It is true.CrzyCanuck wrote:On a side note, Topper, perhaps you can answer this for me. I've heard and read that actually the meat can have different taste/quality depending on the way animal was killed. If the animal was killed whilst in extreme terror, the meat taste actually might not be so good because of the hormones released as a result of extreme panic. Is this true?
Active muscles consume their own supply of carb (glycogen) and the by product is lactic acid. In a live animal, the blood carries away the lactic acid or it is further oxidized. Since muscles remain active for a short period after death in an effort to maintain body temp, lactic acid is produced and a small build up occurs in the muscle tissue. This small build up of lactic acid is good.
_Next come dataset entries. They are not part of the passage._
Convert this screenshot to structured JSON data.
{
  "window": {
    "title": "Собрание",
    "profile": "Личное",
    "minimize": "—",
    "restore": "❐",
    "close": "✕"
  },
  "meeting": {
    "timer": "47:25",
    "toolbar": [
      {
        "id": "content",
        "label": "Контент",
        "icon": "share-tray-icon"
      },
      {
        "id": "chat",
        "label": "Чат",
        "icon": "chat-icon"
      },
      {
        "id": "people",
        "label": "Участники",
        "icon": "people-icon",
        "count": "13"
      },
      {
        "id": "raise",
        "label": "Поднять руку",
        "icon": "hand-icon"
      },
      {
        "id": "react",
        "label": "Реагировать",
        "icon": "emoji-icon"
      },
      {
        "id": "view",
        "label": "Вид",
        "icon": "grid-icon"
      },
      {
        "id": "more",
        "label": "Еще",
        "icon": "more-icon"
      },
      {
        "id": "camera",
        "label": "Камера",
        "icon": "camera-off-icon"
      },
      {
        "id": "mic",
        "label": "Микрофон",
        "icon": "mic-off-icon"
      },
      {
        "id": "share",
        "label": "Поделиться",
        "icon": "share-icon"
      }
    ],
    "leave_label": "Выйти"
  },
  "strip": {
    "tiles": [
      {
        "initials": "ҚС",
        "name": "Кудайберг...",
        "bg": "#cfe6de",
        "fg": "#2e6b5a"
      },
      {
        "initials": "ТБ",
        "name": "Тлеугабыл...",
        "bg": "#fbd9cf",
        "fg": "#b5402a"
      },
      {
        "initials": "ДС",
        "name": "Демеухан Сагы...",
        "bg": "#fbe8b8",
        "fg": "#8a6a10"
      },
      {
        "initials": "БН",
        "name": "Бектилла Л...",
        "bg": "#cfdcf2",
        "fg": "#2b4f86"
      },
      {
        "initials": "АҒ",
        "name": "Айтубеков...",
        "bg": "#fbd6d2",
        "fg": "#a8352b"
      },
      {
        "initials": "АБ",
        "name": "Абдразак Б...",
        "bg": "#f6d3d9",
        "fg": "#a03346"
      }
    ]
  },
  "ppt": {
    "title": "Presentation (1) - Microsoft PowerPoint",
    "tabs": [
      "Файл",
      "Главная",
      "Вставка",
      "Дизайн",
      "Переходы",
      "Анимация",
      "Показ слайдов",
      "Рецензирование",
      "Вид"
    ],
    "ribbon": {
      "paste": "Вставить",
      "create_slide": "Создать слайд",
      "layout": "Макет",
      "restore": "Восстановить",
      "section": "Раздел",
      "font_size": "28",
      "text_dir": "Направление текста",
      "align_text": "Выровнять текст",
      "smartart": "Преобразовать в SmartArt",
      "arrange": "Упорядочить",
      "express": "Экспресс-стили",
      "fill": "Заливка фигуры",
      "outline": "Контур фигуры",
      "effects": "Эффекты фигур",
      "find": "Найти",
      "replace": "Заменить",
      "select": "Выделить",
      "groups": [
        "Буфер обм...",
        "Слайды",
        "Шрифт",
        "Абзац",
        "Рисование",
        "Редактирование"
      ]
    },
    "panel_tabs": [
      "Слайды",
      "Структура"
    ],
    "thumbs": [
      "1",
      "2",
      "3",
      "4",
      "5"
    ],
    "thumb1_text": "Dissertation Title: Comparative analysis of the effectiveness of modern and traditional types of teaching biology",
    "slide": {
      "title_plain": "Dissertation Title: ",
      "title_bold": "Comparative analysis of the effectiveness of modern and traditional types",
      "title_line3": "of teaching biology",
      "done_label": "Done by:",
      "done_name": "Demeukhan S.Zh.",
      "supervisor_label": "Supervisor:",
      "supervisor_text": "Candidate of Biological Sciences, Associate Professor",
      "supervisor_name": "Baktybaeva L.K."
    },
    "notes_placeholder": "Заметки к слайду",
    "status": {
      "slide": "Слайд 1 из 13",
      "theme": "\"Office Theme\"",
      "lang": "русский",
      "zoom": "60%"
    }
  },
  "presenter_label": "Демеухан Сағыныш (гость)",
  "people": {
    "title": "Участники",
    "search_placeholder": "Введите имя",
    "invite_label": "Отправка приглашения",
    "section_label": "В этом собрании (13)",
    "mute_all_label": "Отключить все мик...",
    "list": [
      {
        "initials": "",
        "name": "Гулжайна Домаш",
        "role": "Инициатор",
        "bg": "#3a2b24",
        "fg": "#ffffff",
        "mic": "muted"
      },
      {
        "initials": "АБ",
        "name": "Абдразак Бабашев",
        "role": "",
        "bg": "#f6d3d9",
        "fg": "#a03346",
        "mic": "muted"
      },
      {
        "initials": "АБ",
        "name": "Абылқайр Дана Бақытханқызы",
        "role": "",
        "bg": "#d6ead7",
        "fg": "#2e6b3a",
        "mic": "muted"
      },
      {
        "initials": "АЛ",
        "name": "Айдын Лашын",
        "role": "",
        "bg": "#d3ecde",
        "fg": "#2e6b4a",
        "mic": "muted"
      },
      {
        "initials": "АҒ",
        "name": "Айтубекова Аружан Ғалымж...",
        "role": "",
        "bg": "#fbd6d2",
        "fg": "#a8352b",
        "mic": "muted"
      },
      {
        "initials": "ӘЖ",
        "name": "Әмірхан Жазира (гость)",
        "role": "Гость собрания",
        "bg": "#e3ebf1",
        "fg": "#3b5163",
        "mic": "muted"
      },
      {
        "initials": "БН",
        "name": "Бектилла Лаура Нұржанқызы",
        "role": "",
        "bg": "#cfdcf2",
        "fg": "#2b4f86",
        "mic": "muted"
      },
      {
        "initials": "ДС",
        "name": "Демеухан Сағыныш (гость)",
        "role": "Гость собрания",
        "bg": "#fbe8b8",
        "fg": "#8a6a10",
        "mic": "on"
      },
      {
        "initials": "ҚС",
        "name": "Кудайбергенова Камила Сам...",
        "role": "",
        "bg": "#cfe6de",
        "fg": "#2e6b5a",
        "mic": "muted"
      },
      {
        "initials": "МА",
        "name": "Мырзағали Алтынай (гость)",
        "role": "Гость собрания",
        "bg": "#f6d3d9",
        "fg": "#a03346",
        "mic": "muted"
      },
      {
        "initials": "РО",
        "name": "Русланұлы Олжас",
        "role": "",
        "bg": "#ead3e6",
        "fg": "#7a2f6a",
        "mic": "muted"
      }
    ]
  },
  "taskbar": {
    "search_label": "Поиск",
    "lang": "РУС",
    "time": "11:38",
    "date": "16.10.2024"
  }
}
If the animal is under stress when killed, chances are the small store of glycogen is used up and little or no lactic acid accumulates because the blood has already swept it away. Butchers call it "dark cutting" meat and first recognized that poor quality of the meat back in the 18th century. Dark cutting meat tends to be gummy and because lactic acid prevents bacterial growth, dark cutting meat spoils faster.
The turnip pounding vegan crowd likes to site this bacterial issue as further evidence that we should not eat meat and like to play on the flesh from the poor frightened animal side of the issue.
Nutritionally, both meats are the same quality. The stress can come from a variety of sources; fear, transport immediately prior to slaughter, and fasting are probably the most common.